“The regulatory burden on a financial institution operating in multiple regimes – plus Brexit – is incredibly large,” said Harry Chopra, chief client officer of AxiomSL on the sidelines of Sibos 2018 in Sydney, Australia. “You get regulatory fatigue at some point,” said Chopra.
Educating the industry is therefore critical in ensuring asset managers know where the line is between work in progress and the first fines, according to Ed Royan, CEO EMEA of AxiomSL, commenting on Mifid II.
“The regulators have been reasonably flexible. But there comes a point when, 12 months in, the regulator firmly says ‘hang on, you can’t be misreporting’,” said Royan. “The regulators will be letting them know on the side when they’re going to start imposing penalties. Asset managers will already be hearing from the regulators.”

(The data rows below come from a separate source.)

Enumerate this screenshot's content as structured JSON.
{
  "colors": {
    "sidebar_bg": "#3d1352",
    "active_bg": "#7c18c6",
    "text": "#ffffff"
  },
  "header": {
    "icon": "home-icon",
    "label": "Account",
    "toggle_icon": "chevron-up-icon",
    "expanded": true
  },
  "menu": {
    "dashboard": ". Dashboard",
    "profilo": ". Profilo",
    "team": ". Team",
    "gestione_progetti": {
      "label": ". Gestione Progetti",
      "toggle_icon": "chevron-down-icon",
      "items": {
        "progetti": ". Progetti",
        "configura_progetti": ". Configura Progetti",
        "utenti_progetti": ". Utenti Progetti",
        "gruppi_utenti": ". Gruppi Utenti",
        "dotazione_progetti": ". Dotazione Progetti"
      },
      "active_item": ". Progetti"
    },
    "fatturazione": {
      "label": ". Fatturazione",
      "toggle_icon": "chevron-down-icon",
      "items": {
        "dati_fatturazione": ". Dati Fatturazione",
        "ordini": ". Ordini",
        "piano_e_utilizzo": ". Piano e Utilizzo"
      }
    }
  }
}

But Chopra urges caution from the investment community: “I think the real issue is the cost of misreporting. This is a question the bobsguide readers should be asking internally.”
Royan believes those impacted by Mifid II are still coming to terms with it.
“Mifid II is still bedding down, it’s early days,” said Royan. “The granularity of data required is a lot more than the previous regime. There’s some concern within our clientbase over whether it’ll drive good behaviour in the market or whether it’s just collecting data for collecting data’s sake.”
Chopra suggested that regulators must address uncertainty around legal entity identifiers (LEIs).
“There’s still a bit of work to do to maintain LEI,” he said. “At the moment there is no provision should a company no longer want to renew their LEI, there’s no way of flagging it; there has to be maturity in maintaining this public utility.”
Chopra also said asset managers in the US lacked knowledge of the regulation.
“Much of the US asset managers that are exposed to Mifid II just don’t know what it is, and are miffed about it,” he said. “Not until there’s a regulatory fine to one of those organisations are they going to pay any attention to it. That’s not to say they’re not aware of it but it’s kind of like them asking ‘what is this stuff? Do I have to put a spreadsheet together?’”
However, Royan is more optimistic about the industry’s approach to the regulation and particularly in how it was challenging their perception of regulations as a whole.
“From our clients' perspective,” he said, “they’re already reporting but are generally taking Mifid II as an opportunity to think holistically about all the different regimes across different countries and addressing them across the board.”